Once upon a time, Hawaii was a place of secluded beaches, unspoiled nature, small towns and laid-back, smiling locals living at a languid pace. On most of the other islands, massive development and numerous visitors have obliterated these traits.
Manele Bay is for beach lovers, set above a vast and brilliant white sand beach on Hulopoe Bay, with views across the channel to the islands of Maui and Kahoolawe. The larger of the two properties, it is still small by Hawaiian resort standards with just 235 rooms.
The clubhouse for the Nicklaus-designed Challenge at Manele sits a stone’s throw from the hotel, and the layout claims the most oceanfront exposure of any layout in a state known for its oceanfront exposure.

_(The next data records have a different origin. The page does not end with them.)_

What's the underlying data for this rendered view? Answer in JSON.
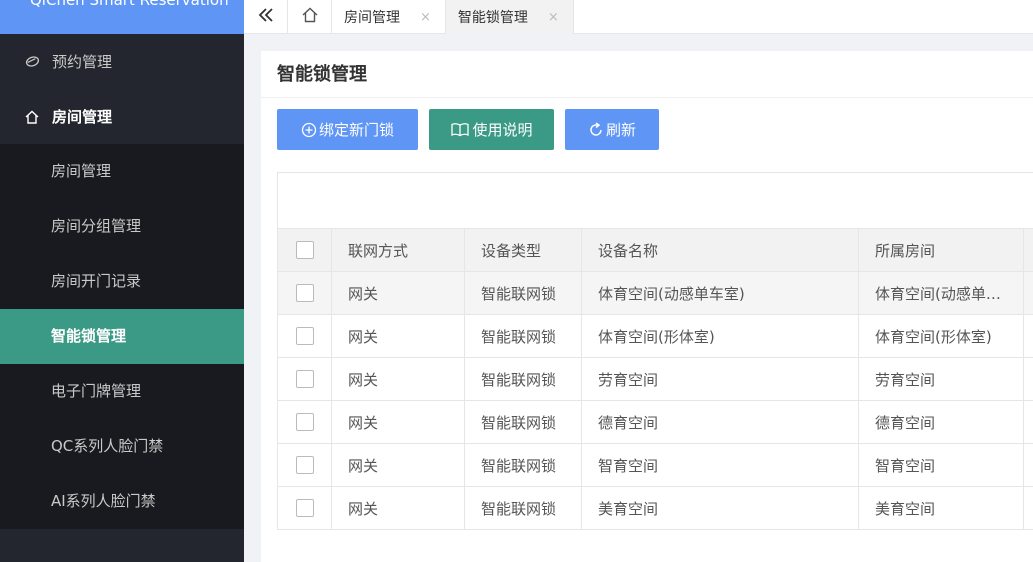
{
  "sidebar": {
    "logo": "QiChen Smart Reservation",
    "top_items": [
      {
        "label": "预约管理",
        "icon": "reservation-icon"
      },
      {
        "label": "房间管理",
        "icon": "home-icon"
      }
    ],
    "sub_items": [
      {
        "label": "房间管理"
      },
      {
        "label": "房间分组管理"
      },
      {
        "label": "房间开门记录"
      },
      {
        "label": "智能锁管理",
        "active": true
      },
      {
        "label": "电子门牌管理"
      },
      {
        "label": "QC系列人脸门禁"
      },
      {
        "label": "AI系列人脸门禁"
      }
    ]
  },
  "tabbar": {
    "tabs": [
      {
        "label": "房间管理",
        "close": "×"
      },
      {
        "label": "智能锁管理",
        "close": "×",
        "active": true
      }
    ]
  },
  "main": {
    "title": "智能锁管理",
    "buttons": {
      "bind": "绑定新门锁",
      "help": "使用说明",
      "refresh": "刷新"
    },
    "table": {
      "columns": [
        "联网方式",
        "设备类型",
        "设备名称",
        "所属房间"
      ],
      "rows": [
        [
          "网关",
          "智能联网锁",
          "体育空间(动感单车室)",
          "体育空间(动感单车室)"
        ],
        [
          "网关",
          "智能联网锁",
          "体育空间(形体室)",
          "体育空间(形体室)"
        ],
        [
          "网关",
          "智能联网锁",
          "劳育空间",
          "劳育空间"
        ],
        [
          "网关",
          "智能联网锁",
          "德育空间",
          "德育空间"
        ],
        [
          "网关",
          "智能联网锁",
          "智育空间",
          "智育空间"
        ],
        [
          "网关",
          "智能联网锁",
          "美育空间",
          "美育空间"
        ]
      ]
    }
  },
  "colors": {
    "primary": "#5f95f5",
    "accent": "#3a9a86",
    "sidebar_bg": "#23262e",
    "submenu_bg": "#181a1f"
  }
}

The Pacific views start on the 2nd tee as the first few holes climb quickly to the course’s high point on the 5th hole.
Each hole has seemingly more impressive views than the last, and between the distracting beauty, constant wind and exposed black lava, the Challenge lives up to its moniker, especially at the 12th, which stretches 202 yards—all carry across an ocean inlet—to a green that sits 150 feet below the tee.
Just 15 minutes inland, the Lodge at Koele feels a world apart. The Lodge occupies one of the highest spots and enjoys a remarkably different ecosystem, with temperatures that are 10–15 degrees cooler. The Lodge is surrounded by tall Norfolk pines and is often shrouded in fog, giving it an air of mystery.
Hawaii means sun and surf for most, and not all visitors appreciate the very different experience of the inland mountains. But in many ways the Lodge is even more charming than Manele Bay. It has just 102 rooms, contained in a single building connected by a short breezeway to the main lodge, which has the look and feel of a grand English estate and manor house of a bygone century, with comfortably clubby common areas adorned with overstuffed leather furniture and extensive grounds with formal gardens.
A collaboration between Ted Robinson Jr. and Greg Norman, the Experience at Koele lacks sea views but makes up for it with dramatic elevation changes, lakes, waterfalls and thick tropical foliage. The Experience claims the most dramatic hole on Lanai, the par-4 17th, played from a cliff-like tee box to a fairway some 25 stories below, with the entire hole set in a deep, narrow gorge.
Now that the Pineapple Island has evolved into the Private Island, it may have become more difficult to decide where to go for a Hawaiian golf vacation. If you’re looking for a destination without luaus, shopping malls, souvenir stands or crowds, chances are you’ll find your way to Lanai.